#### THE TASK:
Every line in the data below that has the word "brand" should be returned.

==== MATERIAL SUPPLIED

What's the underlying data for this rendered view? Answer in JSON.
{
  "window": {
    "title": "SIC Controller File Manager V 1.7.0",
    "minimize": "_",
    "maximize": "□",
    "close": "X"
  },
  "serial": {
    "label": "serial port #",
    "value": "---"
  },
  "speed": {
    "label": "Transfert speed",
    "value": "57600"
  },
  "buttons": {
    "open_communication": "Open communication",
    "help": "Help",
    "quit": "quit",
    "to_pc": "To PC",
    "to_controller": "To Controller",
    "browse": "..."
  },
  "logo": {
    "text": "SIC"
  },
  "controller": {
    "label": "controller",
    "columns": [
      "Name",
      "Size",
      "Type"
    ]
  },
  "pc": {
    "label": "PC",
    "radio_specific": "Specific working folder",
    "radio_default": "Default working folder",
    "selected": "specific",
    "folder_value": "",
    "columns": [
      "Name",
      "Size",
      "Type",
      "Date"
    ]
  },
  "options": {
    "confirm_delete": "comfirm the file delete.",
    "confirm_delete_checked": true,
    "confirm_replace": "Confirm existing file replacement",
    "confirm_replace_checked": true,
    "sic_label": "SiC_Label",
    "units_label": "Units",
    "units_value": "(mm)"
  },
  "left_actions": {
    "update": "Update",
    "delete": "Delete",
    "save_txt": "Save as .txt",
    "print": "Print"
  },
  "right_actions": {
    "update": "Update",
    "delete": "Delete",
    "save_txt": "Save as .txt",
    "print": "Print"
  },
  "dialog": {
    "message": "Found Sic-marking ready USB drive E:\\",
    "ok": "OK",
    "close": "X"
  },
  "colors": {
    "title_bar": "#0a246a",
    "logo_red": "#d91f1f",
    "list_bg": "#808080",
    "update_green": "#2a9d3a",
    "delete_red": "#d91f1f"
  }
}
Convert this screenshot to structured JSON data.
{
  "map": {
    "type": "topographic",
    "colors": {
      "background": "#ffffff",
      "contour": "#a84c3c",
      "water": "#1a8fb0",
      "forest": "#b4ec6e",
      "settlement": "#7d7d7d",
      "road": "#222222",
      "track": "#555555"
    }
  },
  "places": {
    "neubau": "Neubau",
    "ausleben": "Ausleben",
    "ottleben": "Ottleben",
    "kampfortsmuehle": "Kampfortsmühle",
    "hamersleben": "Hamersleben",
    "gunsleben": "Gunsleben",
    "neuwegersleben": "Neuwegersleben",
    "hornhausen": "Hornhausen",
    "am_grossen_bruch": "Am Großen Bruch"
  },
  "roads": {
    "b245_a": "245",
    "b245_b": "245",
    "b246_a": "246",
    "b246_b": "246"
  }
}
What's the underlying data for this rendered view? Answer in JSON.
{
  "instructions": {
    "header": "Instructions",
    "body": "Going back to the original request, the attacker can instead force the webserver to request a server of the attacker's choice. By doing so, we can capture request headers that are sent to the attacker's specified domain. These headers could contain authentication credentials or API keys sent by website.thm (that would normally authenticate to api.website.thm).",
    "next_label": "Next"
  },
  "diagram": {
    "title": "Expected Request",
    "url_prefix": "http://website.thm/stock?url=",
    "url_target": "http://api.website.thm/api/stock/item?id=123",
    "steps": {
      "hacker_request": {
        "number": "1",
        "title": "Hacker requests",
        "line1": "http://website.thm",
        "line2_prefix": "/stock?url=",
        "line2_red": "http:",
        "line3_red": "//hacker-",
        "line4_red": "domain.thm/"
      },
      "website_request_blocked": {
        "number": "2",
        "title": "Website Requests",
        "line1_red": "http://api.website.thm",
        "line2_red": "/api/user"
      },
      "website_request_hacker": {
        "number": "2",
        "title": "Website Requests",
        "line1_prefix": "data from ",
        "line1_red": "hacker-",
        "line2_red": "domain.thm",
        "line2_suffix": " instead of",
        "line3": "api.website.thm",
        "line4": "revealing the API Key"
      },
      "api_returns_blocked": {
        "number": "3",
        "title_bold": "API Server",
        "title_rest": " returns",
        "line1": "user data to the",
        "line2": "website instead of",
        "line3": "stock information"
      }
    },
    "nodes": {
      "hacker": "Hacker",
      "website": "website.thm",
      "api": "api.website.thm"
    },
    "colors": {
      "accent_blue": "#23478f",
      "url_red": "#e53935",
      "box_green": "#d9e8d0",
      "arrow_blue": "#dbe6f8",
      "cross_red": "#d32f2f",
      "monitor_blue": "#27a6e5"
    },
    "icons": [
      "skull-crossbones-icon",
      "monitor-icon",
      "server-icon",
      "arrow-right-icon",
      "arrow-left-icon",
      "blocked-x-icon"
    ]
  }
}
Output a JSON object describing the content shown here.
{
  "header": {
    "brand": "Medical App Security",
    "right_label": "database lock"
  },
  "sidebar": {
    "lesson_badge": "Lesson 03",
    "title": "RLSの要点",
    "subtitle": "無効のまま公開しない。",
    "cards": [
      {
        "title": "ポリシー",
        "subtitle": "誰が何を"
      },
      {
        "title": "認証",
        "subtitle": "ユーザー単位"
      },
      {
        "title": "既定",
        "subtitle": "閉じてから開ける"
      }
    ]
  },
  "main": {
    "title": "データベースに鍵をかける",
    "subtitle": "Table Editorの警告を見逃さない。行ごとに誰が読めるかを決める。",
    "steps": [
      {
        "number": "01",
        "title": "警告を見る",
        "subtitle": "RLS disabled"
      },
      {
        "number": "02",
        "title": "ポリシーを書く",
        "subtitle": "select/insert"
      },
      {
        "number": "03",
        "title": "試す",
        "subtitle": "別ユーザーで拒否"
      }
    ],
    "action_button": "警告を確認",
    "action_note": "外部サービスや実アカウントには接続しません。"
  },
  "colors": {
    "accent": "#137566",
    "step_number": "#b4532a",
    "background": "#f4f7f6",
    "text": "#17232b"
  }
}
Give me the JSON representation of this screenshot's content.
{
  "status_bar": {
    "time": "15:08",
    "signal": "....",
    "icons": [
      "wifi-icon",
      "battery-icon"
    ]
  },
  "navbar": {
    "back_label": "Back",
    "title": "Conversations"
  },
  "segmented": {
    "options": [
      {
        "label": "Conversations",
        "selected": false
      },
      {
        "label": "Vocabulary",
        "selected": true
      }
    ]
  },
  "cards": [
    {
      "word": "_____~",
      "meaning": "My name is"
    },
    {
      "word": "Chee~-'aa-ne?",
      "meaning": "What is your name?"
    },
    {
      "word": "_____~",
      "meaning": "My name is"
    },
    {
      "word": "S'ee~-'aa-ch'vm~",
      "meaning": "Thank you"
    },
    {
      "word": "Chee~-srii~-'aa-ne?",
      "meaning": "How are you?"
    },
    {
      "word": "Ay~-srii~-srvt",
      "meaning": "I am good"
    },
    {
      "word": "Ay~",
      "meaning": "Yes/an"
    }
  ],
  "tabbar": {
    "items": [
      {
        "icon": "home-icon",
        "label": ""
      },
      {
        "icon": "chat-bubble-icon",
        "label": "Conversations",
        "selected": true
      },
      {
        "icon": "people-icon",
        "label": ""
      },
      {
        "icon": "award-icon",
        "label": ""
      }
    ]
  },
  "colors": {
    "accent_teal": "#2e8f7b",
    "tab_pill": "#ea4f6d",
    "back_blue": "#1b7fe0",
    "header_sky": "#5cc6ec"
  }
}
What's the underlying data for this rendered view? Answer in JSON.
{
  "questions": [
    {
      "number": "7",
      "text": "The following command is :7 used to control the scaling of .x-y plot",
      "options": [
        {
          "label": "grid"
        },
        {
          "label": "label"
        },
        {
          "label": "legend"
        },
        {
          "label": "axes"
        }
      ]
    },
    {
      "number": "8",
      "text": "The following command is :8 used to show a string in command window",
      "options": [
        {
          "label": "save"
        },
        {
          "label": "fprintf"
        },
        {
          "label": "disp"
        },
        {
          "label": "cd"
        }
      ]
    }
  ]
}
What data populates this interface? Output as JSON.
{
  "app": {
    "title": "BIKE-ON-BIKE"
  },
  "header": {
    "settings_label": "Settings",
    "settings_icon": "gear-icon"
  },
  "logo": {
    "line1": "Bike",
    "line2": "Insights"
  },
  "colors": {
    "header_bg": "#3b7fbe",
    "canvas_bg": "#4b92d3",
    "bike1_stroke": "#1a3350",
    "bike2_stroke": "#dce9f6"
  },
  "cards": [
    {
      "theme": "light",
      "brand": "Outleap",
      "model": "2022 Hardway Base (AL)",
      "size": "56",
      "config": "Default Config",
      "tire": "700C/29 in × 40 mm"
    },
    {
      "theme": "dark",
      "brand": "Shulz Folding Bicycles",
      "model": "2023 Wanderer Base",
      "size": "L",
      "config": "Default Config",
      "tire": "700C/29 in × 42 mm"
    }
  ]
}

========

#### WRITTEN REPLY:
    "brand": "Medical App Security",
      "brand": "Outleap",
      "brand": "Shulz Folding Bicycles",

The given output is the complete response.